**What this task involves**
Copy all lines below containing "入力なし".
Dataset content Block Start
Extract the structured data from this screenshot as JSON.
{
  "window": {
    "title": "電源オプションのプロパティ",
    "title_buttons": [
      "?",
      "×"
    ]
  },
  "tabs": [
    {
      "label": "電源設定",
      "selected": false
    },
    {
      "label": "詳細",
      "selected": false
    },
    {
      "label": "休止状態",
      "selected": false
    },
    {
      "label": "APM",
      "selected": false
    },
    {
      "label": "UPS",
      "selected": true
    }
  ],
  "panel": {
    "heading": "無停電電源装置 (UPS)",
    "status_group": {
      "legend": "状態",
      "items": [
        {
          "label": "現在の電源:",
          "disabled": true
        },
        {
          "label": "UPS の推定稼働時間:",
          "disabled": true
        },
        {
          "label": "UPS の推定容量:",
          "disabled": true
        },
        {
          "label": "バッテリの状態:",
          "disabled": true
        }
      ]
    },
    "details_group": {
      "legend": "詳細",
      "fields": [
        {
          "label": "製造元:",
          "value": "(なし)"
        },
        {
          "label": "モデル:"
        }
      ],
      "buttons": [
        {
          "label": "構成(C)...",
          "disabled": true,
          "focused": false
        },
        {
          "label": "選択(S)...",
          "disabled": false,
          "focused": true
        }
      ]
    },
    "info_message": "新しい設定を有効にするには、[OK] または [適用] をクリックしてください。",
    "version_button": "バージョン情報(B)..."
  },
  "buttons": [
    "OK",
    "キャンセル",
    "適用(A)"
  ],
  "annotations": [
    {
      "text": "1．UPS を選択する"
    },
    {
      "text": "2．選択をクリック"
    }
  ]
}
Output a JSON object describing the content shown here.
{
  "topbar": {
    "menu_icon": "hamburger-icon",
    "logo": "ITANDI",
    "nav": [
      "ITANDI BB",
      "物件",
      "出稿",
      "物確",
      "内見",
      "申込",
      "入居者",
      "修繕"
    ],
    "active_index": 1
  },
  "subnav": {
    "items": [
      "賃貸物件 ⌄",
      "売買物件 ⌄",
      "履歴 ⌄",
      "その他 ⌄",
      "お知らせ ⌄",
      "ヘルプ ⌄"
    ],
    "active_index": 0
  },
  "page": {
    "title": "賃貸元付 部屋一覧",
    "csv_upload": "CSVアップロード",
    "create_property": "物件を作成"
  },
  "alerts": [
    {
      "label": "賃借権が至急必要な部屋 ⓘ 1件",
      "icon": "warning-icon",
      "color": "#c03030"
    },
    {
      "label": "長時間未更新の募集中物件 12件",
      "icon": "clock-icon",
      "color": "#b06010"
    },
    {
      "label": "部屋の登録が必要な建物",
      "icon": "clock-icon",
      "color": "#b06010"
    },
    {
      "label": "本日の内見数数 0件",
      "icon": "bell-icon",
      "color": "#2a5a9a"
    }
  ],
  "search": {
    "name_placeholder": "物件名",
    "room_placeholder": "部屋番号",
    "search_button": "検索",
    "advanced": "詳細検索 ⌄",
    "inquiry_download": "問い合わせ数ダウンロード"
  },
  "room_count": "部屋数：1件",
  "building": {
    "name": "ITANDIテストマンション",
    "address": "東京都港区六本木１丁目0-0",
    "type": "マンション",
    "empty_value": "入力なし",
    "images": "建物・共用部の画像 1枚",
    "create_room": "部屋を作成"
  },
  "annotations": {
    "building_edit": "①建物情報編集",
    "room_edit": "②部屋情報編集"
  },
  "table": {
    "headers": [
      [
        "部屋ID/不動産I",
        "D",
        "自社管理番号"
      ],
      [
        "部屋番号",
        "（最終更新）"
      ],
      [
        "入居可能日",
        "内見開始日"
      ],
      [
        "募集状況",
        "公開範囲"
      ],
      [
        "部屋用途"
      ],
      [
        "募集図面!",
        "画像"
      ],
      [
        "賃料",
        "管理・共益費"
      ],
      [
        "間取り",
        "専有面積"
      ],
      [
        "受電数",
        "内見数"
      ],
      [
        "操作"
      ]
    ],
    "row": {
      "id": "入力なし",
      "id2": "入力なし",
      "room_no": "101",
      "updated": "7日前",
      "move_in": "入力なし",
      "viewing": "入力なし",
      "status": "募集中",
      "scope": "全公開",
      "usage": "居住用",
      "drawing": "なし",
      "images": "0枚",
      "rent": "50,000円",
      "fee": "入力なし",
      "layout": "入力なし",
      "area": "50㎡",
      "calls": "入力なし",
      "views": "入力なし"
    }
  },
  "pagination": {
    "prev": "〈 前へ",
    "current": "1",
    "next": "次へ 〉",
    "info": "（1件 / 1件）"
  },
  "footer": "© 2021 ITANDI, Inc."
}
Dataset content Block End
**Your solution**
    "empty_value": "入力なし",
      "id": "入力なし",
      "id2": "入力なし",
      "move_in": "入力なし",
      "viewing": "入力なし",
      "fee": "入力なし",
      "layout": "入力なし",
      "calls": "入力なし",
      "views": "入力なし"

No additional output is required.